Each of the entries below should be written out exactly as it reads.
-- Recorded information follows --
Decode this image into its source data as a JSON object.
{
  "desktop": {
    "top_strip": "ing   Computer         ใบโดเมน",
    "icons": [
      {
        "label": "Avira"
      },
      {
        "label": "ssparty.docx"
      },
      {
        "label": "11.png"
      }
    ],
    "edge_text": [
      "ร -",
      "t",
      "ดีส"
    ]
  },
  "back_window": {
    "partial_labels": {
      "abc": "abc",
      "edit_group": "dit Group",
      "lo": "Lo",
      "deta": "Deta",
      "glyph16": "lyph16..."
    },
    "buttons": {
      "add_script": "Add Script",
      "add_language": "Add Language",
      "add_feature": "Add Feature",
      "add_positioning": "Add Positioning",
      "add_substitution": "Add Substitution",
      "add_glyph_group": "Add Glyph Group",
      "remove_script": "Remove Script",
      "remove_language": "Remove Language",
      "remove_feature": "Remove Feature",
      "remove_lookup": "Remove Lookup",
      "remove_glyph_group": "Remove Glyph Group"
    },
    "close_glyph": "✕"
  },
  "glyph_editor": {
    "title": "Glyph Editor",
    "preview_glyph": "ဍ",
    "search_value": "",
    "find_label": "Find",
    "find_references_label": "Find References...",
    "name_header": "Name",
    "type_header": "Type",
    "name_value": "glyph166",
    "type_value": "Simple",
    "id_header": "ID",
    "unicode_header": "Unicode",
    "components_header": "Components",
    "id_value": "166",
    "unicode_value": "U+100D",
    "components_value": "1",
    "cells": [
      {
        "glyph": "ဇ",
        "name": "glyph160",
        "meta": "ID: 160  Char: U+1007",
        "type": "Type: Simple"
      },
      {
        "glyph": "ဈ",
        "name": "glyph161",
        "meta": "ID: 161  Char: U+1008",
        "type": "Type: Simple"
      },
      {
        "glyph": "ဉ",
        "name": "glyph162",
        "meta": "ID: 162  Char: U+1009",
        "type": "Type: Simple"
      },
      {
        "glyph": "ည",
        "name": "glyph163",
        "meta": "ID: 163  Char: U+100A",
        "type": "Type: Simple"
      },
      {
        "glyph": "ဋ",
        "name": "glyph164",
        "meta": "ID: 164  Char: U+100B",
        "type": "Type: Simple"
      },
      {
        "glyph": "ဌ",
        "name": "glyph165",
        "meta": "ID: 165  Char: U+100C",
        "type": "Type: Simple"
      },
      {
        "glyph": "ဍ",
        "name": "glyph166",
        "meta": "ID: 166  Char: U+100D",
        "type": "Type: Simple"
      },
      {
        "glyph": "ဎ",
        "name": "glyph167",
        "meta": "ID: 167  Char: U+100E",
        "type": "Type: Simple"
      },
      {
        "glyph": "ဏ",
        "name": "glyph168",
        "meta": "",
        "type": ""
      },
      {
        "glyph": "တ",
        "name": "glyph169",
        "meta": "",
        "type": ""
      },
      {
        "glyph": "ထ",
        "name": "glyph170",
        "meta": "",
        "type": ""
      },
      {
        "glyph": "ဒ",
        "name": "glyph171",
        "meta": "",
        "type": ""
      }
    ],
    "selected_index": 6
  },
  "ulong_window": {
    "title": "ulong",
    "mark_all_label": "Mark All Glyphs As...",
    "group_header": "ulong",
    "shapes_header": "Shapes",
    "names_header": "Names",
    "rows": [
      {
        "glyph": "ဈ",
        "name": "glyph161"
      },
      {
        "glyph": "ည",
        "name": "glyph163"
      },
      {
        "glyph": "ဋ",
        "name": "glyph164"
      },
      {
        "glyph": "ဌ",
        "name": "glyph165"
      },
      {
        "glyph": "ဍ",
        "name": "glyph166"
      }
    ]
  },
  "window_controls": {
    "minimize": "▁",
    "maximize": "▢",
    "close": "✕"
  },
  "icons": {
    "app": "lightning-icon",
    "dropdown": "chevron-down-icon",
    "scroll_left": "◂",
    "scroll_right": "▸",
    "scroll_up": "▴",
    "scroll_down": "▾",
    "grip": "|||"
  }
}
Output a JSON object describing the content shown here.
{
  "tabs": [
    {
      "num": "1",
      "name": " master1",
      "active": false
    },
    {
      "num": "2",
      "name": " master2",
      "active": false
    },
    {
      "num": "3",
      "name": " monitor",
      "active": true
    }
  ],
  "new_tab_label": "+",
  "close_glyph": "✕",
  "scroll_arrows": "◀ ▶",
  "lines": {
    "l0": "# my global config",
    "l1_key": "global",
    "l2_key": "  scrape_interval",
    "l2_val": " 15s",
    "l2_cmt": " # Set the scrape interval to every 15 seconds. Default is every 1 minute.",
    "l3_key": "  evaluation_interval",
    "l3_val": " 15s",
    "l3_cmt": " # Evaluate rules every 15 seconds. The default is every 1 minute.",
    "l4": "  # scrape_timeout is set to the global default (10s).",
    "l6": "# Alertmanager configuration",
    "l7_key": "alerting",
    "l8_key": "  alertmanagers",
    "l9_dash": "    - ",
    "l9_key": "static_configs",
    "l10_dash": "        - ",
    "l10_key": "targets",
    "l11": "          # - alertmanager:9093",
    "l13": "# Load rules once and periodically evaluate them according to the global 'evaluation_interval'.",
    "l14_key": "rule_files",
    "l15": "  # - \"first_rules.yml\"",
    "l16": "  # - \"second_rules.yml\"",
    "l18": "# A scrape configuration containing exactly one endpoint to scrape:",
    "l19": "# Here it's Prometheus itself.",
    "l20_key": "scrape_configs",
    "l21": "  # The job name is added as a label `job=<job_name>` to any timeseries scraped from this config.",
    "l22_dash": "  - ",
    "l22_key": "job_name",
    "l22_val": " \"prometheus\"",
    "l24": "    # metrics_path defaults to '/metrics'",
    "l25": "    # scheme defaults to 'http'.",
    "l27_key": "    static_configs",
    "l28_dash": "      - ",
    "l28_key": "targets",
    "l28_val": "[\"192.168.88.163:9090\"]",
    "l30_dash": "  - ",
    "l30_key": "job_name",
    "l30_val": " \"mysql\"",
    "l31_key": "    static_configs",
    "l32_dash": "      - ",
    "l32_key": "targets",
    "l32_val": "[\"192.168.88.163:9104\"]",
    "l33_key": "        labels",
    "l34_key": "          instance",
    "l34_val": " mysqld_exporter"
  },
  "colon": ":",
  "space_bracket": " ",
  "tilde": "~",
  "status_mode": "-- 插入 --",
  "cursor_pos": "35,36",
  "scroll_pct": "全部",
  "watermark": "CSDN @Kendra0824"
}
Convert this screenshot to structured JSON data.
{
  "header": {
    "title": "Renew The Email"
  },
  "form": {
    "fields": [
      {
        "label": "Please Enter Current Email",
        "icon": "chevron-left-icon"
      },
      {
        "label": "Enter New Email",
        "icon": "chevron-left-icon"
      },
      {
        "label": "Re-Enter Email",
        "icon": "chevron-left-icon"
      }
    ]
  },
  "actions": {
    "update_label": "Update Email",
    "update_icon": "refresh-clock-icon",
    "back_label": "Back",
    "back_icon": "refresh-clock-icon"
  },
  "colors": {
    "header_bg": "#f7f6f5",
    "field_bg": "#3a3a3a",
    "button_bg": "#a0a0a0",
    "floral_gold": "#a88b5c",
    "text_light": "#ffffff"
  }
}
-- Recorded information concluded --
Task solution:
Decode this image into its source data as a JSON object.
{
  "desktop": {
    "top_strip": "ing   Computer         ใบโดเมน",
    "icons": [
      {
        "label": "Avira"
      },
      {
        "label": "ssparty.docx"
      },
      {
        "label": "11.png"
      }
    ],
    "edge_text": [
      "ร -",
      "t",
      "ดีส"
    ]
  },
  "back_window": {
    "partial_labels": {
      "abc": "abc",
      "edit_group": "dit Group",
      "lo": "Lo",
      "deta": "Deta",
      "glyph16": "lyph16..."
    },
    "buttons": {
      "add_script": "Add Script",
      "add_language": "Add Language",
      "add_feature": "Add Feature",
      "add_positioning": "Add Positioning",
      "add_substitution": "Add Substitution",
      "add_glyph_group": "Add Glyph Group",
      "remove_script": "Remove Script",
      "remove_language": "Remove Language",
      "remove_feature": "Remove Feature",
      "remove_lookup": "Remove Lookup",
      "remove_glyph_group": "Remove Glyph Group"
    },
    "close_glyph": "✕"
  },
  "glyph_editor": {
    "title": "Glyph Editor",
    "preview_glyph": "ဍ",
    "search_value": "",
    "find_label": "Find",
    "find_references_label": "Find References...",
    "name_header": "Name",
    "type_header": "Type",
    "name_value": "glyph166",
    "type_value": "Simple",
    "id_header": "ID",
    "unicode_header": "Unicode",
    "components_header": "Components",
    "id_value": "166",
    "unicode_value": "U+100D",
    "components_value": "1",
    "cells": [
      {
        "glyph": "ဇ",
        "name": "glyph160",
        "meta": "ID: 160  Char: U+1007",
        "type": "Type: Simple"
      },
      {
        "glyph": "ဈ",
        "name": "glyph161",
        "meta": "ID: 161  Char: U+1008",
        "type": "Type: Simple"
      },
      {
        "glyph": "ဉ",
        "name": "glyph162",
        "meta": "ID: 162  Char: U+1009",
        "type": "Type: Simple"
      },
      {
        "glyph": "ည",
        "name": "glyph163",
        "meta": "ID: 163  Char: U+100A",
        "type": "Type: Simple"
      },
      {
        "glyph": "ဋ",
        "name": "glyph164",
        "meta": "ID: 164  Char: U+100B",
        "type": "Type: Simple"
      },
      {
        "glyph": "ဌ",
        "name": "glyph165",
        "meta": "ID: 165  Char: U+100C",
        "type": "Type: Simple"
      },
      {
        "glyph": "ဍ",
        "name": "glyph166",
        "meta": "ID: 166  Char: U+100D",
        "type": "Type: Simple"
      },
      {
        "glyph": "ဎ",
        "name": "glyph167",
        "meta": "ID: 167  Char: U+100E",
        "type": "Type: Simple"
      },
      {
        "glyph": "ဏ",
        "name": "glyph168",
        "meta": "",
        "type": ""
      },
      {
        "glyph": "တ",
        "name": "glyph169",
        "meta": "",
        "type": ""
      },
      {
        "glyph": "ထ",
        "name": "glyph170",
        "meta": "",
        "type": ""
      },
      {
        "glyph": "ဒ",
        "name": "glyph171",
        "meta": "",
        "type": ""
      }
    ],
    "selected_index": 6
  },
  "ulong_window": {
    "title": "ulong",
    "mark_all_label": "Mark All Glyphs As...",
    "group_header": "ulong",
    "shapes_header": "Shapes",
    "names_header": "Names",
    "rows": [
      {
        "glyph": "ဈ",
        "name": "glyph161"
      },
      {
        "glyph": "ည",
        "name": "glyph163"
      },
      {
        "glyph": "ဋ",
        "name": "glyph164"
      },
      {
        "glyph": "ဌ",
        "name": "glyph165"
      },
      {
        "glyph": "ဍ",
        "name": "glyph166"
      }
    ]
  },
  "window_controls": {
    "minimize": "▁",
    "maximize": "▢",
    "close": "✕"
  },
  "icons": {
    "app": "lightning-icon",
    "dropdown": "chevron-down-icon",
    "scroll_left": "◂",
    "scroll_right": "▸",
    "scroll_up": "▴",
    "scroll_down": "▾",
    "grip": "|||"
  }
}
Output a JSON object describing the content shown here.
{
  "tabs": [
    {
      "num": "1",
      "name": " master1",
      "active": false
    },
    {
      "num": "2",
      "name": " master2",
      "active": false
    },
    {
      "num": "3",
      "name": " monitor",
      "active": true
    }
  ],
  "new_tab_label": "+",
  "close_glyph": "✕",
  "scroll_arrows": "◀ ▶",
  "lines": {
    "l0": "# my global config",
    "l1_key": "global",
    "l2_key": "  scrape_interval",
    "l2_val": " 15s",
    "l2_cmt": " # Set the scrape interval to every 15 seconds. Default is every 1 minute.",
    "l3_key": "  evaluation_interval",
    "l3_val": " 15s",
    "l3_cmt": " # Evaluate rules every 15 seconds. The default is every 1 minute.",
    "l4": "  # scrape_timeout is set to the global default (10s).",
    "l6": "# Alertmanager configuration",
    "l7_key": "alerting",
    "l8_key": "  alertmanagers",
    "l9_dash": "    - ",
    "l9_key": "static_configs",
    "l10_dash": "        - ",
    "l10_key": "targets",
    "l11": "          # - alertmanager:9093",
    "l13": "# Load rules once and periodically evaluate them according to the global 'evaluation_interval'.",
    "l14_key": "rule_files",
    "l15": "  # - \"first_rules.yml\"",
    "l16": "  # - \"second_rules.yml\"",
    "l18": "# A scrape configuration containing exactly one endpoint to scrape:",
    "l19": "# Here it's Prometheus itself.",
    "l20_key": "scrape_configs",
    "l21": "  # The job name is added as a label `job=<job_name>` to any timeseries scraped from this config.",
    "l22_dash": "  - ",
    "l22_key": "job_name",
    "l22_val": " \"prometheus\"",
    "l24": "    # metrics_path defaults to '/metrics'",
    "l25": "    # scheme defaults to 'http'.",
    "l27_key": "    static_configs",
    "l28_dash": "      - ",
    "l28_key": "targets",
    "l28_val": "[\"192.168.88.163:9090\"]",
    "l30_dash": "  - ",
    "l30_key": "job_name",
    "l30_val": " \"mysql\"",
    "l31_key": "    static_configs",
    "l32_dash": "      - ",
    "l32_key": "targets",
    "l32_val": "[\"192.168.88.163:9104\"]",
    "l33_key": "        labels",
    "l34_key": "          instance",
    "l34_val": " mysqld_exporter"
  },
  "colon": ":",
  "space_bracket": " ",
  "tilde": "~",
  "status_mode": "-- 插入 --",
  "cursor_pos": "35,36",
  "scroll_pct": "全部",
  "watermark": "CSDN @Kendra0824"
}
Convert this screenshot to structured JSON data.
{
  "header": {
    "title": "Renew The Email"
  },
  "form": {
    "fields": [
      {
        "label": "Please Enter Current Email",
        "icon": "chevron-left-icon"
      },
      {
        "label": "Enter New Email",
        "icon": "chevron-left-icon"
      },
      {
        "label": "Re-Enter Email",
        "icon": "chevron-left-icon"
      }
    ]
  },
  "actions": {
    "update_label": "Update Email",
    "update_icon": "refresh-clock-icon",
    "back_label": "Back",
    "back_icon": "refresh-clock-icon"
  },
  "colors": {
    "header_bg": "#f7f6f5",
    "field_bg": "#3a3a3a",
    "button_bg": "#a0a0a0",
    "floral_gold": "#a88b5c",
    "text_light": "#ffffff"
  }
}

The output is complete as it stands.